* _TASK INSTRUCTIONS_
Please repeat the entries exactly as they appear and omit any images.
(Beginning of DATA TO PROCESS)
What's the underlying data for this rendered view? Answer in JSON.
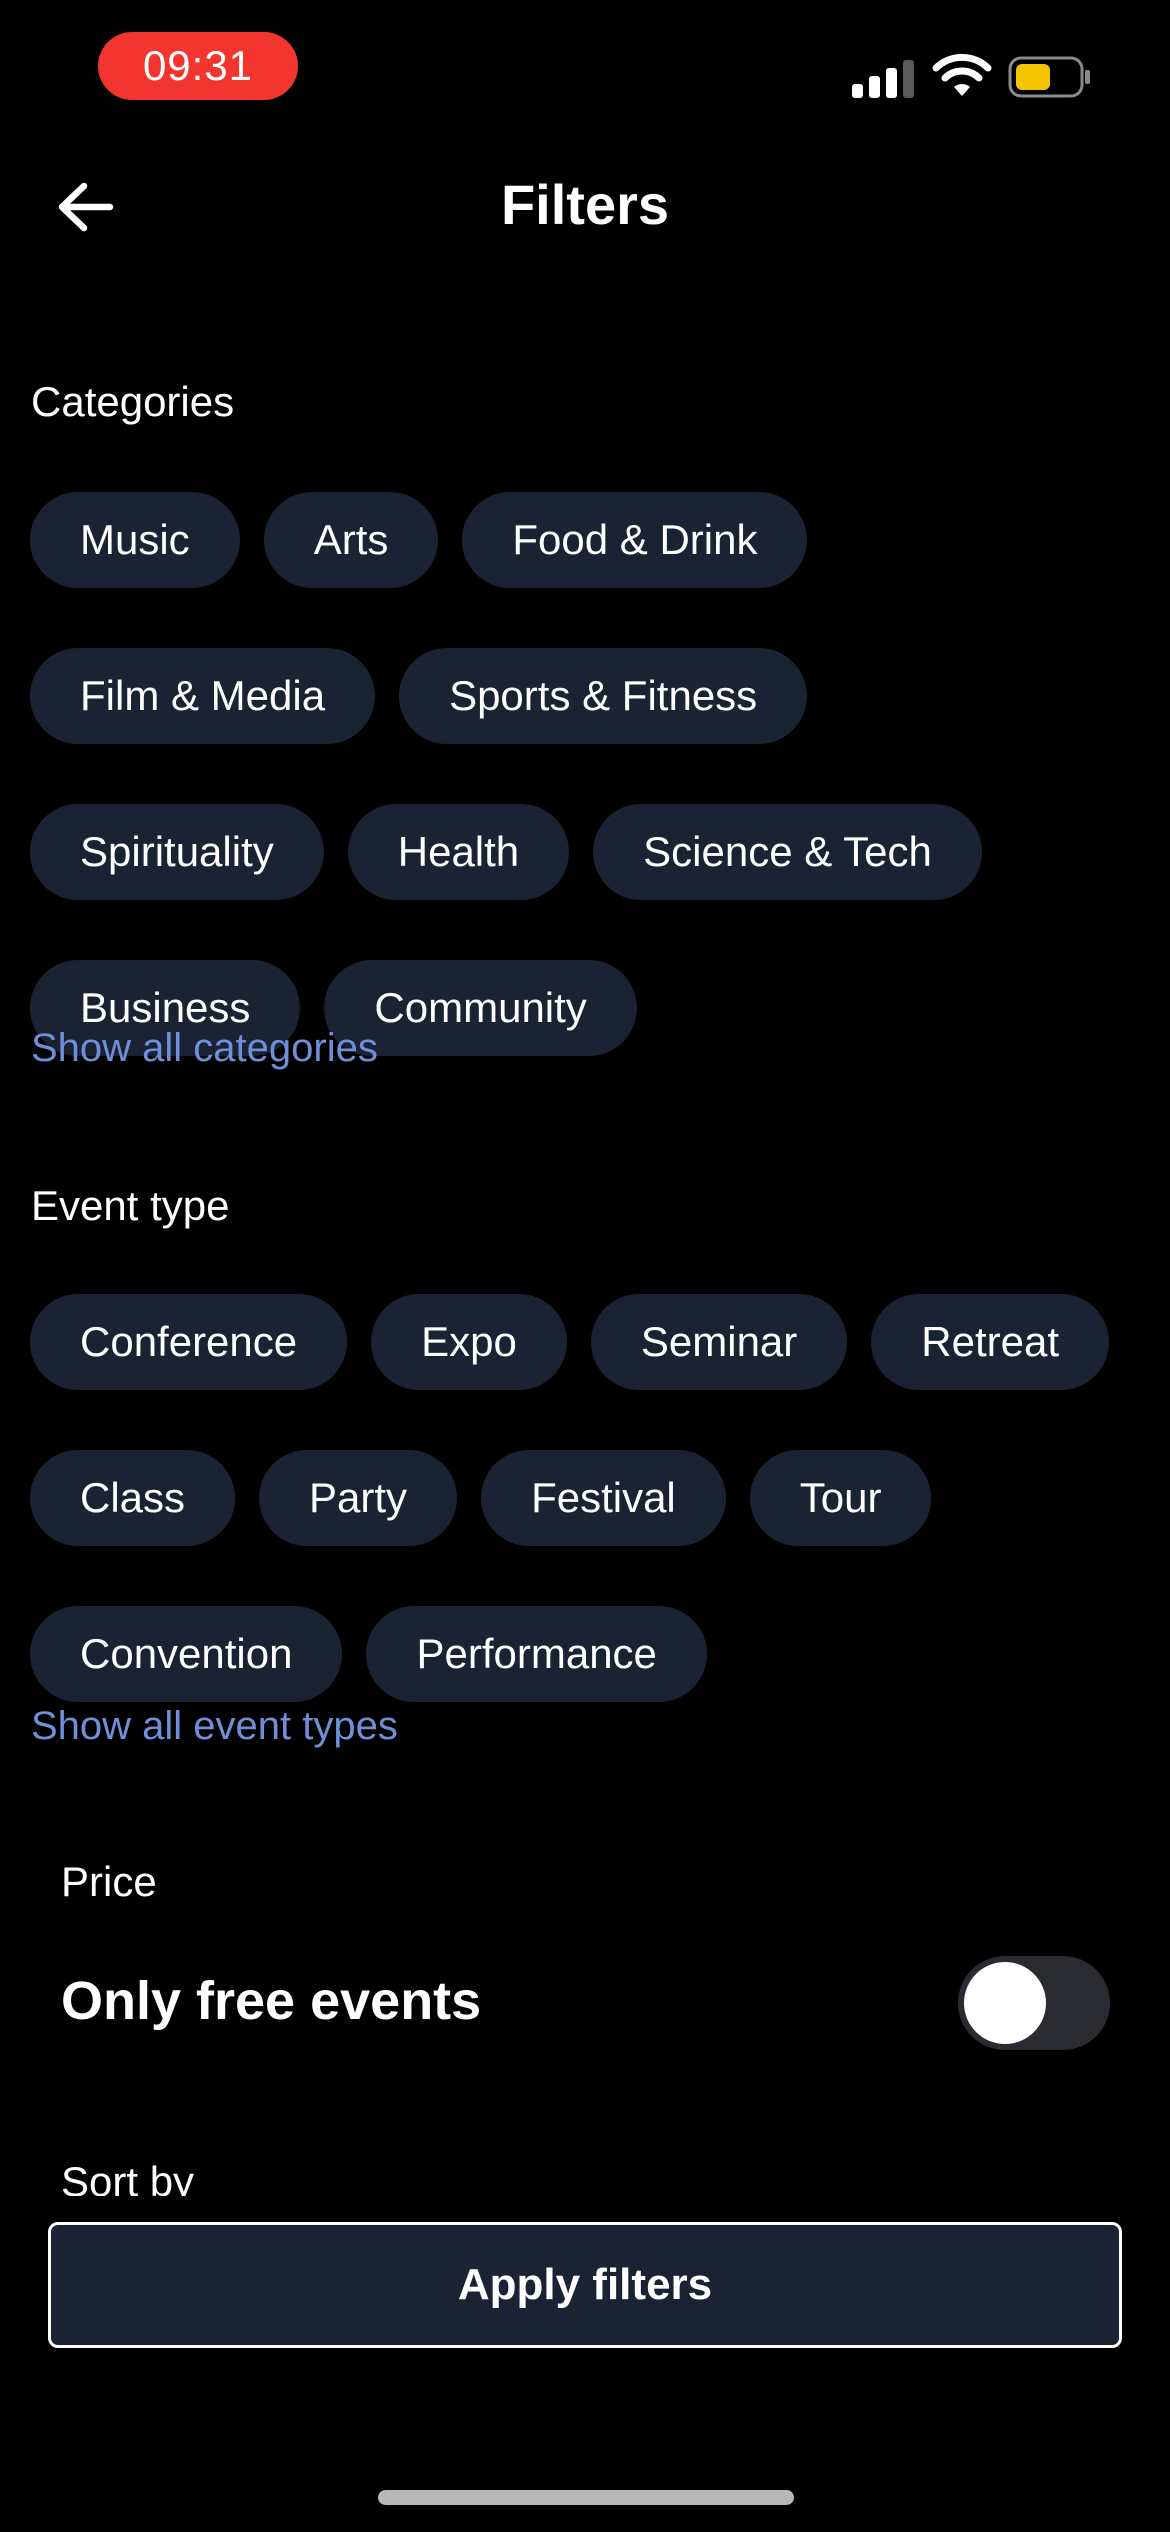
{
  "status_bar": {
    "time": "09:31",
    "time_pill_color": "#f2362f",
    "battery_color": "#f5c400"
  },
  "header": {
    "title": "Filters",
    "back_icon": "arrow-left-icon"
  },
  "categories": {
    "label": "Categories",
    "chips": [
      "Music",
      "Arts",
      "Food & Drink",
      "Film & Media",
      "Sports & Fitness",
      "Spirituality",
      "Health",
      "Science & Tech",
      "Business",
      "Community"
    ],
    "show_all": "Show all categories"
  },
  "event_type": {
    "label": "Event type",
    "chips": [
      "Conference",
      "Expo",
      "Seminar",
      "Retreat",
      "Class",
      "Party",
      "Festival",
      "Tour",
      "Convention",
      "Performance"
    ],
    "show_all": "Show all event types"
  },
  "price": {
    "label": "Price",
    "free_label": "Only free events",
    "free_only": false
  },
  "sort": {
    "label": "Sort by"
  },
  "apply_button": "Apply filters",
  "colors": {
    "background": "#000000",
    "chip": "#1b2233",
    "link": "#6f8fd8",
    "toggle_off": "#2a2b31"
  }
}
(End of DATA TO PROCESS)
* _SOLUTION BELOW_
What's the underlying data for this rendered view? Answer in JSON.
{
  "status_bar": {
    "time": "09:31",
    "time_pill_color": "#f2362f",
    "battery_color": "#f5c400"
  },
  "header": {
    "title": "Filters",
    "back_icon": "arrow-left-icon"
  },
  "categories": {
    "label": "Categories",
    "chips": [
      "Music",
      "Arts",
      "Food & Drink",
      "Film & Media",
      "Sports & Fitness",
      "Spirituality",
      "Health",
      "Science & Tech",
      "Business",
      "Community"
    ],
    "show_all": "Show all categories"
  },
  "event_type": {
    "label": "Event type",
    "chips": [
      "Conference",
      "Expo",
      "Seminar",
      "Retreat",
      "Class",
      "Party",
      "Festival",
      "Tour",
      "Convention",
      "Performance"
    ],
    "show_all": "Show all event types"
  },
  "price": {
    "label": "Price",
    "free_label": "Only free events",
    "free_only": false
  },
  "sort": {
    "label": "Sort by"
  },
  "apply_button": "Apply filters",
  "colors": {
    "background": "#000000",
    "chip": "#1b2233",
    "link": "#6f8fd8",
    "toggle_off": "#2a2b31"
  }
}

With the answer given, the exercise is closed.